Exploring Bread Making

home made bread

Baking bread has been one of those elusive skills for me (like keeping plants alive)  It doesn’t seem that hard to do, since I can follow instructions pretty well.  And yet, when I try to make bread it just doesn’t turn out how I imagined.

I already figured out that one of my problems was the type of flour that I was using.  Bread flour has higher protein content then all purpose flour.  Ah!  Science!  I can understand that!  The protein allows the gluten to develop in the dough.  Gluten is what is produced when the yeast does its magic and what gives bread its chewy texture.  This all makes sense.  My previous attempts at bread making yielded some crumbly spongy weird bread.

Like any ambitious amateur baker I sought out some information from people that new what they were talking about.  Off to the library!  I found My Bread by Jim Lahey, he has a way of explaining the basics that clicked with me.  His method of creating a tasty loaf of bread promised to be less muss and fuss than the traditional kneading and rolling techniques.  You pretty much mix all the ingredients together to make kind of a doughy soup.  You cover and wait a long time.  He recommends 18 hours but for me it was closer to 24 because of work.

bread dough rising

 

Once the blob of bubbles and flour had morphed into a alcohol-smelling-thing I scrapped it out of the bowl with a spoon and formed my round blob that would very soon bake into my loaf of bread.

The finished loaf of bread

I set my oven to a temperature super hot and it started to smoke a bit.  I have a large dutch oven and that served as the “inner oven” for the loaf of bread.  This part is pretty genious since it allows you to have a more controlled temperature.  The way ovens normally heat is they will kick on and raise the temperature and then it will fall to a certain point and then the oven will kick on again.  So the temperature normally fluctuates which is fine for most cooking but not so good for bread I imagine.

home made bread

I am pretty pleased with the end result of this baking experiment.  My husband even liked it, and I know he won’t sugar coat it if something I make doesn’t turn out quite right.

Here is the recipe I used for this bread.  If you want more detailed direction check out Jim Lahey’s book My Bread.  This book also gave me my latest pizza dough recipe.  I’ll be checking this one out from the library again soon.

Ingredients:

3 cups (400g) bread flour
1 1/4 teaspoon (8g) salt
1/4 teaspoon (1g) dry active yeast
1 1/3 cup (300g) cool water
additional flour for dusting

Instructions:

  1. In large bowl combine dry ingredients and mix.  Add water and stir for 30 seconds.
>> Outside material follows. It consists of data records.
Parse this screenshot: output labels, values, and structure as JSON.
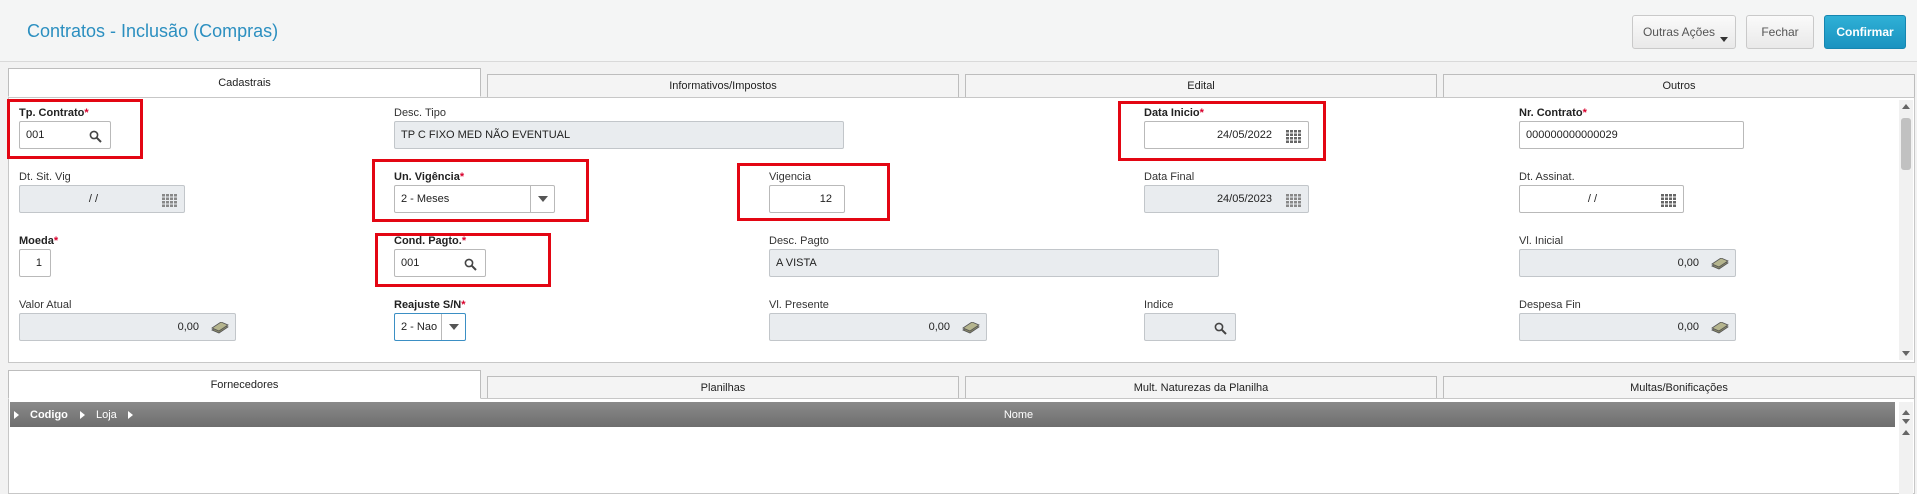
{
  "header": {
    "title": "Contratos - Inclusão (Compras)",
    "more_actions": "Outras Ações",
    "close": "Fechar",
    "confirm": "Confirmar"
  },
  "top_tabs": [
    "Cadastrais",
    "Informativos/Impostos",
    "Edital",
    "Outros"
  ],
  "fields": {
    "tp_contrato": {
      "label": "Tp. Contrato",
      "value": "001"
    },
    "desc_tipo": {
      "label": "Desc. Tipo",
      "value": "TP C FIXO MED NÃO EVENTUAL"
    },
    "data_inicio": {
      "label": "Data Inicio",
      "value": "24/05/2022"
    },
    "nr_contrato": {
      "label": "Nr. Contrato",
      "value": "000000000000029"
    },
    "dt_sit_vig": {
      "label": "Dt. Sit. Vig",
      "value": "/ /"
    },
    "un_vigencia": {
      "label": "Un. Vigência",
      "value": "2 - Meses"
    },
    "vigencia": {
      "label": "Vigencia",
      "value": "12"
    },
    "data_final": {
      "label": "Data Final",
      "value": "24/05/2023"
    },
    "dt_assinat": {
      "label": "Dt. Assinat.",
      "value": "/ /"
    },
    "moeda": {
      "label": "Moeda",
      "value": "1"
    },
    "cond_pagto": {
      "label": "Cond. Pagto.",
      "value": "001"
    },
    "desc_pagto": {
      "label": "Desc. Pagto",
      "value": "A VISTA"
    },
    "vl_inicial": {
      "label": "Vl. Inicial",
      "value": "0,00"
    },
    "valor_atual": {
      "label": "Valor Atual",
      "value": "0,00"
    },
    "reajuste": {
      "label": "Reajuste S/N",
      "value": "2 - Nao"
    },
    "vl_presente": {
      "label": "Vl. Presente",
      "value": "0,00"
    },
    "indice": {
      "label": "Indice",
      "value": ""
    },
    "despesa_fin": {
      "label": "Despesa Fin",
      "value": "0,00"
    }
  },
  "bottom_tabs": [
    "Fornecedores",
    "Planilhas",
    "Mult. Naturezas da Planilha",
    "Multas/Bonificações"
  ],
  "grid": {
    "columns": [
      "Codigo",
      "Loja",
      "Nome"
    ]
  },
  "colors": {
    "accent": "#2b8fc0",
    "required": "#d8002c",
    "highlight": "#e30613",
    "primary_button": "#1a93c0"
  }
}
Cover bowl and wait 12-18 hours.
  2. Dust work surface with flour and scrape dough out of bowl.  Pull edges of the blob to the center to create a round blob. Sprinkle with flour.
  3. Cover with cotton dish towel and let raise for 2 more hours.  30 minutes prior to the end of this time preheat your oven to 375 and place a large dutch oven, my 6 quart dutch oven seemed to be the perfect size.
  4. Remove dutch oven from oven and carefully invert the dough into the pot seam side up.  Cover and bake in the oven for 30 minutes.
  5. Remove lid and bake for additional 10-30 minutes until bread is a deep chestnut color but not burnt.

I was surprised how little yeast was needed for this recipe.  A packet of yeast is about 2 teaspoons.  A big part of why so little is needed is the amount of time you let the dough rise.  18 hours is the longest that I’ve seen in a recipe.  Bread making is a time commitment.  Most of the work is in the waiting.  If you will be around your house for a few hours while the dough goes through it’s second rise and baking, it is well worth the time invested.

The Price of home made bread:

bread flour – (Assuming you purchase a 5lb bag for $3.99, you can get this cheaper from a bulk supplier) = $0.77
salt = $0.02
dry active yeast (Assuming you purchase a 2lb bag for $4.94) = $0.01
electricity to run the oven = $0.16

Total for this loaf of bread = $0.96

I’ll definitely be making this recipe again.  Happy baking!